The Episcopal dust-up between Bishop Andrew Smith and half a dozen Connecticut pastors, better known as the “Connecticut Six,” is but the tip of a volcano; the eruption is portentous because it points to a profound and long lasting split in the world-wide Anglican Church over the issue of gay pastors and, in this case, gay Bishop V. Gene Robinson, recently installed in New Hampshire.
The fissure in the Anglican Church began at the moment of Robinson’s consecration, the battle lines at that point forming around theological issues. Robinson’s installation was the tap of the jeweler’s hammer that split the Anglican diamond, some scholars now predict, into two world-wide provinces: a conservative contingent that opposes admission of gays to the clergy on doctrinal grounds, and a liberal contingent that favors such admissions and an allegorical reading of sacred texts.
Having threatened to depose the Connecticut Six, Bishop Smith now has “inhibited” – Episcopal-speak for “fired” – the Rev. Mark Hansen of St John’s Church in Bristol.

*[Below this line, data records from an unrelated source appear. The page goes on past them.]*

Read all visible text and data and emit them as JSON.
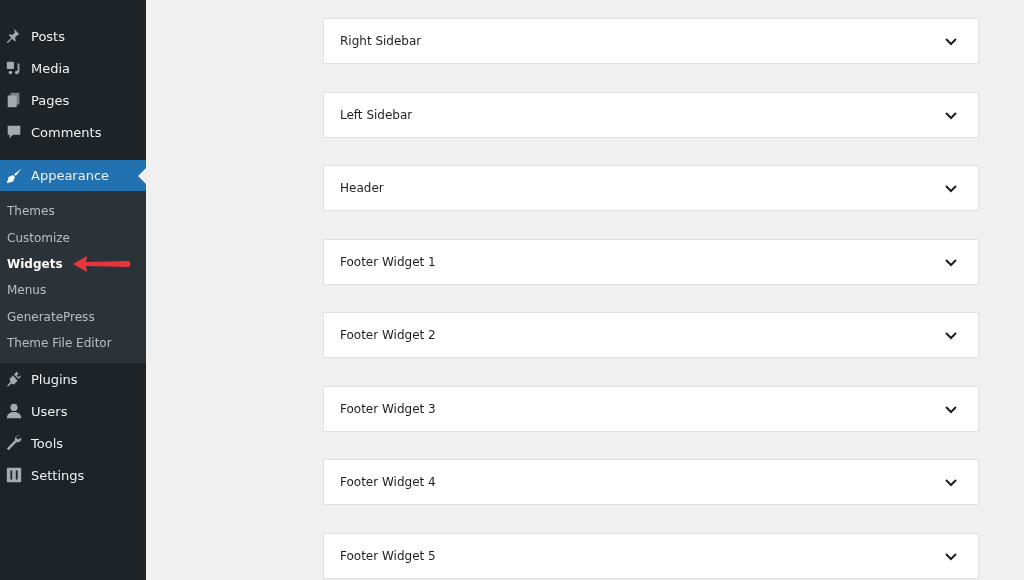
{
  "sidebar": {
    "items": [
      {
        "label": "Posts",
        "selected": false
      },
      {
        "label": "Media",
        "selected": false
      },
      {
        "label": "Pages",
        "selected": false
      },
      {
        "label": "Comments",
        "selected": false
      },
      {
        "label": "Appearance",
        "selected": true,
        "children": [
          {
            "label": "Themes",
            "selected": false
          },
          {
            "label": "Customize",
            "selected": false
          },
          {
            "label": "Widgets",
            "selected": true
          },
          {
            "label": "Menus",
            "selected": false
          },
          {
            "label": "GeneratePress",
            "selected": false
          },
          {
            "label": "Theme File Editor",
            "selected": false
          }
        ]
      },
      {
        "label": "Plugins",
        "selected": false
      },
      {
        "label": "Users",
        "selected": false
      },
      {
        "label": "Tools",
        "selected": false
      },
      {
        "label": "Settings",
        "selected": false
      }
    ]
  },
  "widget_areas": [
    {
      "title": "Right Sidebar",
      "expanded": false
    },
    {
      "title": "Left Sidebar",
      "expanded": false
    },
    {
      "title": "Header",
      "expanded": false
    },
    {
      "title": "Footer Widget 1",
      "expanded": false
    },
    {
      "title": "Footer Widget 2",
      "expanded": false
    },
    {
      "title": "Footer Widget 3",
      "expanded": false
    },
    {
      "title": "Footer Widget 4",
      "expanded": false
    },
    {
      "title": "Footer Widget 5",
      "expanded": false
    }
  ]
}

A description by senior warden of the church Mr. Rick Gonneville of the bishop’s raid on St. John’s reads like a fourth century account of the incursion of Attila the Hun, “the scourge of God,” into a small Gallic town in northern France.
Hansen is one of the notorious “Connecticut Six” now in dispute with Smith, who supported the installation of Robinson. The six dissenters, they and others insist, are in doctrinal communion with the the wold-wide Anglican faith and the Episcopal faith in the United States prior to Robinson installation.

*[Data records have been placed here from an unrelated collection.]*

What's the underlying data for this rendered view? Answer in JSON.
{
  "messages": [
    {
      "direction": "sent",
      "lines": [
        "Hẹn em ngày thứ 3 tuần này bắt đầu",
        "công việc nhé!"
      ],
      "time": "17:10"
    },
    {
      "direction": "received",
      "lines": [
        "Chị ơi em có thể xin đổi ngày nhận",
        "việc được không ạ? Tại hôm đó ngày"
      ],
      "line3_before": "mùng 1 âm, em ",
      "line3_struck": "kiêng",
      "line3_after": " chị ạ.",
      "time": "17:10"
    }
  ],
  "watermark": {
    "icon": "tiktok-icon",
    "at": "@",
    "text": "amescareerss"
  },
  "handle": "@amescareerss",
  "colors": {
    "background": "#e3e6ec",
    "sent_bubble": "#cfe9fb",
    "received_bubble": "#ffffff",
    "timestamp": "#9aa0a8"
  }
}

Smith, Mr. Gonneville said in an interview, “told me he had inhibited Mark and said the Rev. Susan McCone was taking over as priest in charge. I told him that I was not accepting that. He said it didn’t matter whether I accepted it or not; Mark was now inhibited and this individual was now in charge. He then asked me to open Mark’s office. I told him that was his personal office and I did not have the keys. They (the bishop and his retinue of twelve assistants) called in a locksmith company and proceeded to pry open the door. When they had done that, they changed all the locks on the church doors. In a sense we have all been inhibited. We have been locked out of the church including the parishioners. No one can get into the church without the key held by the bishop and his priest in charge.”
The bishop and his retinue hacked into St. John’s computers and retrieved financial information, apparently to support Smith’s view that Hansen had “abandoned communion with his church” by being in arrears in payment to the diocese and taking an unauthorized sabbatical.
The support group for the Connecticut Six insist that Smith’s action against Hansen under Title IV, Cannon 10 for “abandonment of communion” is “wholly and patently a misuse of that canon. It is clearly inapplicable where, as here, the priest being charged has resolutely maintained his commitment to the theology and structure of the Communion. It is Bishop Smith, not Fr. Hansen, who has stepped outside the normative teachings of the Anglican Communion by participating in the consecration of the Bishop of New Hampshire, his ordination of active same-sex partnered clergy and his teachings consistent with these actions. It is Bishop Smith, not Fr. Hansen, who has aided and abetted these theological innovations that threaten our Episcopal Church's very claim to be Anglican.”
Since the sanction Smith has applied against Hansen is one used ordinarily for canonical offenses, Smith has undercut his case by insisting that he is not discharging Hansen on a point of theology; according to Smith, it’s all about money and clerical defiance.
Hansen is in arrears in payments for a diocesan loan, and he has taken an unauthorized sabbatical.
“The bishop is fully aware,” Hansen said, “that family circumstances necessitated a sabbatical leave. I have informed him of the fact that our son has needs requiring a variety of specialized support services. The needs are real, and the services are expensive. In inhibiting me, the bishop has knowingly and willfully endangered my family’s well-being and security. If the bishop had issues with my contractual arrangements with the congregation, surely his concerns could have been expressed through pastoral rather than canonical actions, particularly in light of his knowledge of my specific circumstances.”
The last time a bishop in Connecticut sought to remove a priest from his parish for insufficient reasons, the bishop was flayed alive by the media. The hapless bishop now finds himself fending off a legal suit. It had been hotly asserted in numerous stories and editorials that the bishop had used a charge of financial mismanagement as a cover for ridding himself of a pestiferous priest. Since the bishop was a Catholic and the priest an African, it was also suggested that the bishop may have been racially motivated. One editorial suggested that the sex scandal in the Catholic Church had considerably reduced the trust quotient of the laity towards its bishops.
Yet here is a case, emblematic of a split in the world-wide Anglican Church, in which a bishop may have discharged a priest on the same false pretense and, in addition, has threatened to discharge five other priests.
And the silence surrounding these events is deafening.